While most vision research is done on mice and fish, neither of those species has the dynamic daytime and color vision of humans. So Johnston’s team created the human eye tissue they needed from stem cells.

“Trichromatic color vision differentiates us from most other mammals,” says lead author Kiara Eldred, a graduate student. “Our research is really trying to figure out what pathways these cells take to give us that special color vision.”

Over months, as the cells grew in the lab and became full-blown retina tissue, the team found the blue-detecting cells materialized first, followed by the red- and green-detecting ones. In both cases, they found, the key to the molecular switch was the ebb and flow of thyroid hormone. Importantly, the thyroid gland, which of course wasn’t in the lab dish, didn’t control the level of this hormone, but the eye tissue itself did.

Once the researchers understood how the amount of thyroid hormone dictated whether the cells became blue or red and green receptors, they could manipulate the outcome, creating retinas that—if they had been part of a complete human eye—would have seen only blue, and others that would have detected green and red.

Insight into vision

The finding that thyroid hormone is essential for creating red-green cones provides insight into why pre-term babies, who have lowered thyroid hormone levels as they are lacking the maternal supply, have a higher incidence of vision disorders.

“If we can answer what leads a cell to its terminal fate, we are closer to being able to restore color vision for people who have damaged photoreceptors,” Eldred says. “This is a really beautiful question, both visually and intellectually—what is it that allows us to see color?”

These findings are a first step for the lab. In the future, the researchers would like to use organoids to learn even more about color vision and the mechanisms involved in the creation of other regions of the retina, such as the macula. Since macular degeneration is one of the leading causes of blindness in people, understanding how to grow a new macula could lead to clinical treatments.

“What’s exciting about this is our work establishes human organoids as a model system to study mechanisms of human development,” Johnston says. “What’s really pushing the limit here is that these organoids take nine months to develop just like a human baby.

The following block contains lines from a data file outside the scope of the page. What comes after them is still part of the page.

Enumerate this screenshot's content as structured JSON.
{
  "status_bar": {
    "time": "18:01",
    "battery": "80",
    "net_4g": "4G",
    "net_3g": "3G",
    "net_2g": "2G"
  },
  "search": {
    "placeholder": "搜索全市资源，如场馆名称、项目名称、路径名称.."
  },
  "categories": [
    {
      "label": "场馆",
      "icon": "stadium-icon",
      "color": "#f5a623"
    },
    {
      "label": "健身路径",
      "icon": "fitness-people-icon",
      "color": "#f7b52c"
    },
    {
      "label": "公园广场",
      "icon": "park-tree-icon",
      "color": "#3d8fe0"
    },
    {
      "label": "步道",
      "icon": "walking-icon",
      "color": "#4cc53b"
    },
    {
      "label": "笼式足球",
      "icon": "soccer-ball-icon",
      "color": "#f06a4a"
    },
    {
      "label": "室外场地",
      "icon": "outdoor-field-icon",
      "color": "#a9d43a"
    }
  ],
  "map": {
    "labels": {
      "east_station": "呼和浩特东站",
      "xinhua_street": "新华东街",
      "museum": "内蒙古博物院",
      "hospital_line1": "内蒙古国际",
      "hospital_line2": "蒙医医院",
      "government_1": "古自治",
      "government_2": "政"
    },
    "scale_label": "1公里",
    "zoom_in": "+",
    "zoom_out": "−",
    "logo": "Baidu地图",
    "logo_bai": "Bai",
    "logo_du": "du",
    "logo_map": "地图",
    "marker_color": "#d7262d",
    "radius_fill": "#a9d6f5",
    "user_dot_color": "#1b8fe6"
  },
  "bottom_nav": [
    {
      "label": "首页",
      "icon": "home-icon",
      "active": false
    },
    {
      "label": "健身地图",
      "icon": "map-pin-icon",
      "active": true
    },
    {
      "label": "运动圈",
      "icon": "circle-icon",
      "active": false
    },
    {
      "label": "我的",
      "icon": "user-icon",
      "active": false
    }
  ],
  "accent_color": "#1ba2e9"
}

So what we’re really studying is fetal development.”

The research appears in the journal Science.

Additional researchers who contributed to the work are from Johns Hopkins; the Shiley Eye Institute of the University of California, San Diego; and the National Institutes of Health.

The Pew Charitable Trusts, the Howard Hughes Medical Institute, the National Science Foundation, and the National Institutes of Health funded the study.

Source: Johns Hopkins University